Using Mindfulness practice to help reduce financial stress
Mindfulness has been a big buzzword for several years.
The cabin-fever worry of the COVID pandemic reinvigorated mindfulness as a solution too. Mental health organisations, major news outlets, universities and of course meditation programs were discussing the merits of mindfulness as a way to deal with COVID stress.
In recent years, mindfulness stress-reduction programs have emerged as a key plank in corporate wellness programs too – the new gym-at-work, except for the mind.
Mindfulness programs, run by external trainers and delivered in-house to stressed-out employees are in hot demand as employers seek to curtail the impacts of a big range of lifestyle and mental health issues that lead to costly absenteeism and its sneakier sibling, presenteeism.
There is little doubt mindfulness practices – which range from yoga to tai chi and the most popular recently, mindfulness meditation – work.
Researchers for the American Psychological Association, Daphne Davis and Jeffrey Hayes found many clear benefits from a broad review of prior research into mindfulness. Davis and Hayes’ 2012 practice review What Are the Benefits of Mindfulness? A Practice Review of Psychotherapy-Related Research, found mindfulness “decreases rumination” (or ‘over-thinking’), improves memory, reduces anxiety and depression symptoms, people to become “less reactive” and more flexible in their thinking.
People who meditate were found to be better at “self-observation” and could adapt better to “stressful and negative situations” and concentrate better after receiving “upsetting stimuli”.
But the issues that worry us enough to interrupt our work and sleep are so mind-bogglingly varied that general, one-size-fits-all mindfulness programs could conceivably frustrate us as we are encouraged to gradually become more mindful across every areaof life. Wouldn’t it make more sense to apply targeted mindfulness practice to one or two areas of life? Maybe the ones that stress you out the most?
Think about that: don’t we need distinct mindsets to resolve relationship issues, compared to say, problem-solving our career stagnation, compared to finding the calm and patience to cope with a major health scare or crisis, compared to the action needed to reign in our ballooning credit card debts?
One of the biggest issues stressing out employees is something not often associated with mindfulness meditation: financial stress.
The American Psychological Association’s Stress in Americansurveys consistently report high rates of financial stress. In 2020 it found that 73 per cent of Americans with a household income of under $50,000 reported money was a significant source of stress.
It’s not a one-off result. 73 per cent of all Americans rank their finances as the No. 1 stress in life, according to new Capital One CreditWise survey.
Another survey by Thriving Wallet, a project backed by Arianna Huffington’s Thrive Global and Discover, found that 90 per cent of Americans said financial considerations have an impact on their stress levels
In Australia, it is estimated at least 2.44 million people are suffering financial stress, with about a quarter of women in financial stress, compared to 14 per cent of men.

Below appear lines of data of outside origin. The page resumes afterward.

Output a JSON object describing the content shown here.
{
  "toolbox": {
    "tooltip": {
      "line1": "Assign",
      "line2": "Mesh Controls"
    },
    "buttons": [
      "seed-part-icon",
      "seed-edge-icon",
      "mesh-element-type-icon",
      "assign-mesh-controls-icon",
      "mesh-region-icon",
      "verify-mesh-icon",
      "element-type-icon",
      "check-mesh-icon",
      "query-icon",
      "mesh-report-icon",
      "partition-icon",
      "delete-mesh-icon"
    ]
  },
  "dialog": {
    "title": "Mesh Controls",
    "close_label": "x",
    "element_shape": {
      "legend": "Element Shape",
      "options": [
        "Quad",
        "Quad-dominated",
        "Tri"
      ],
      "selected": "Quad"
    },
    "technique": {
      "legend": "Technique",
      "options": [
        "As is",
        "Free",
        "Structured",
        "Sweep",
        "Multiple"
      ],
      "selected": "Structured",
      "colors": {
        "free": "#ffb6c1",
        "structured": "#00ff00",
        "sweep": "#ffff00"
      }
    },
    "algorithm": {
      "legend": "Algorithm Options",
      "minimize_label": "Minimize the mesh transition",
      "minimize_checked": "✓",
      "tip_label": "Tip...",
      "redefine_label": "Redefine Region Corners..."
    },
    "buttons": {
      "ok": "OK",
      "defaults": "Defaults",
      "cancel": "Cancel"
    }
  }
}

The numbers come from AMP’s 2019 Financial Wellness report, which found that financial stress has affects more than personal lives.
“While many people think money worries are a personal issue, our research shows being financially stressed spills into your working life, increasing absenteeism and impacting productivity,” said AMP Director of Workplace Super, Ilaine Anderson.
The report estimated that financial stress costs businesses $31.2 billion a year in lost revenue.
While one solution AMP suggested was financial goal-setting, given the amount of distress and discomfort money causes us, could there be other answers too? What if mindfulness practice could dramatically change not only the way we view our money problems, but lead us to concrete actions that solve some of them?
Andrew Fleming, Founder of Financial Mindfulness,says mindfulness practice can help with obvious but hard-to-control problems like overspending in two ways. The first is to help you stop re-living the kind of fantasy in which it’s somehow okay to continue living beyond your means.
“You become more aware of the situation not as you want it to be, but as it really is,” he says.
“The second thing it does is to create calmness, less emotional reactivity and a balanced mind, so you can deal with the ups and downs of life. Then you are better equipped to deal with whatever situations you face, with calm focus and clarity.”
So mindfulness may not directly improve your financial circumstances, at least not straight away, but it is capable of quickly reducing the pressure you feel about money – which is by definition your sense of financial stress.
Fleming says practicing techniques like meditation can go further too, putting you in a frame of mind to find solutions to stubborn problems with their personal finances.
“Most people from when they wake up to when their head hits the pillow mind are constantly switched on, moving from task to task to task all day long. When the mind is constantly switched on, it’s inevitable stress will occur.
“Mindfulness is a maintenance tool to help develop clarity of thought to create space in the mind for new ideas and innovations, new ways of changing or improving current circumstances.”